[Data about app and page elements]
* * * * *

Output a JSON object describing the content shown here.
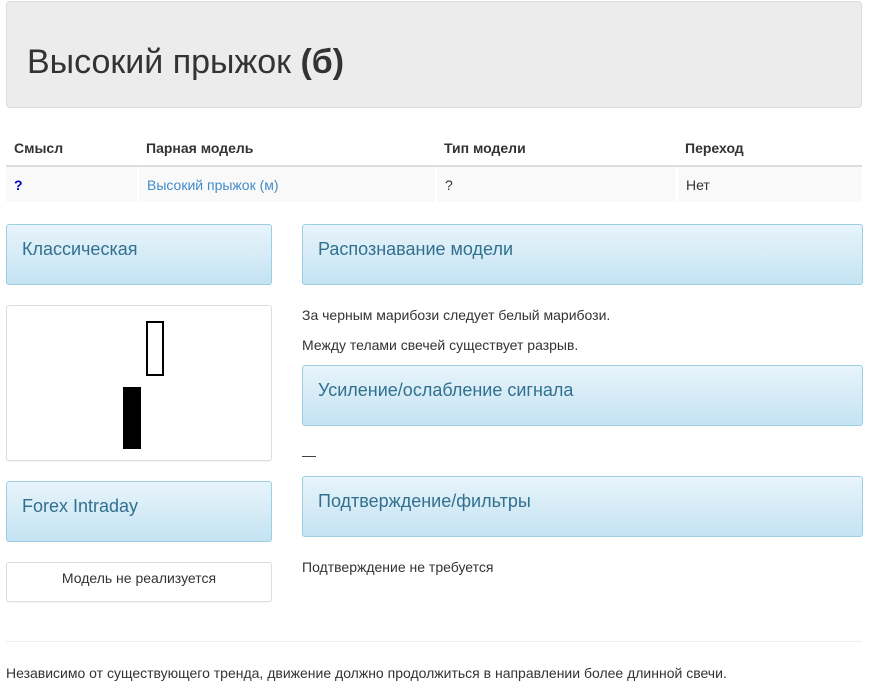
{
  "header": {
    "title_main": "Высокий прыжок",
    "title_suffix": "(б)"
  },
  "info_table": {
    "headers": [
      "Смысл",
      "Парная модель",
      "Тип модели",
      "Переход"
    ],
    "row": {
      "meaning": "?",
      "paired_model": "Высокий прыжок (м)",
      "model_type": "?",
      "transition": "Нет"
    }
  },
  "left": {
    "classic_title": "Классическая",
    "forex_title": "Forex Intraday",
    "forex_text": "Модель не реализуется"
  },
  "right": {
    "recognition_title": "Распознавание модели",
    "recognition_lines": [
      "За черным марибози следует белый марибози.",
      "Между телами свечей существует разрыв."
    ],
    "signal_title": "Усиление/ослабление сигнала",
    "signal_text": "—",
    "confirm_title": "Подтверждение/фильтры",
    "confirm_text": "Подтверждение не требуется"
  },
  "footer_text": "Независимо от существующего тренда, движение должно продолжиться в направлении более длинной свечи.",
  "candles": [
    {
      "color": "black",
      "name": "black-marubozu-candle"
    },
    {
      "color": "white",
      "name": "white-marubozu-candle"
    }
  ]
}
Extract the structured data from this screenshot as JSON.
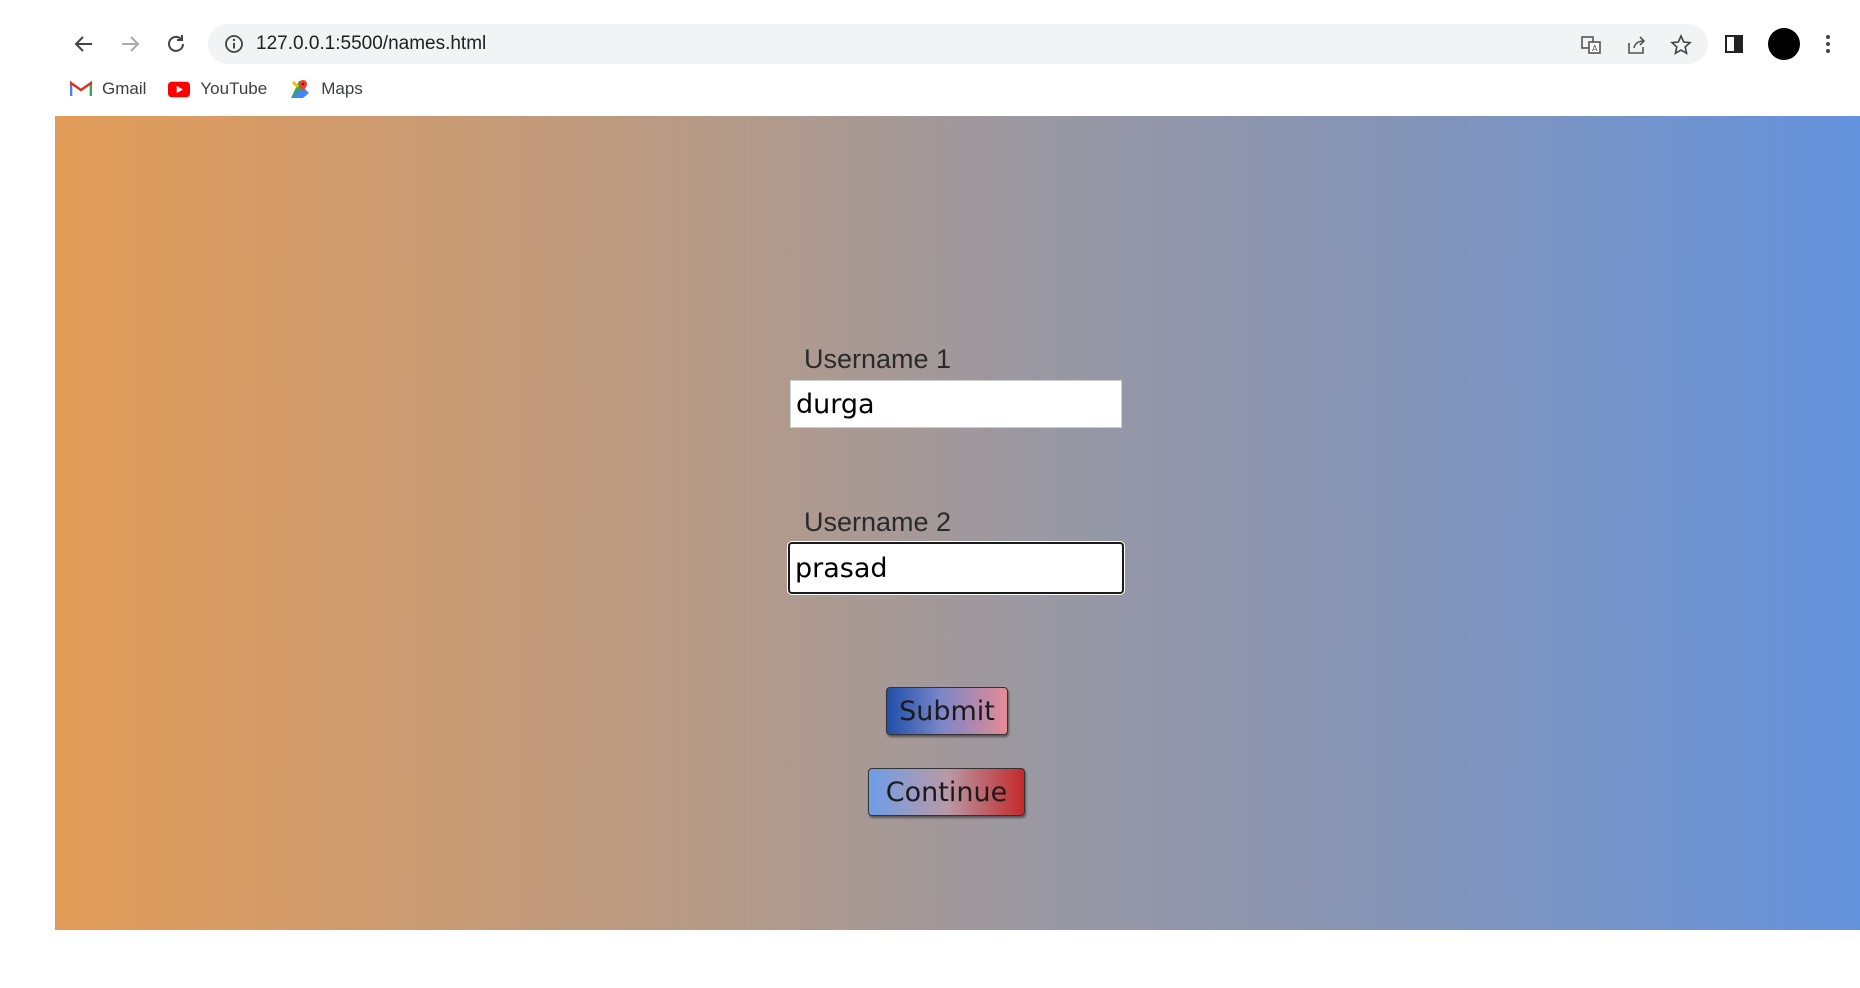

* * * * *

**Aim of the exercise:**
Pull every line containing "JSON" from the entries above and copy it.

**Completed task:**
Output a JSON object describing the content shown here.
Extract the structured data from this screenshot as JSON.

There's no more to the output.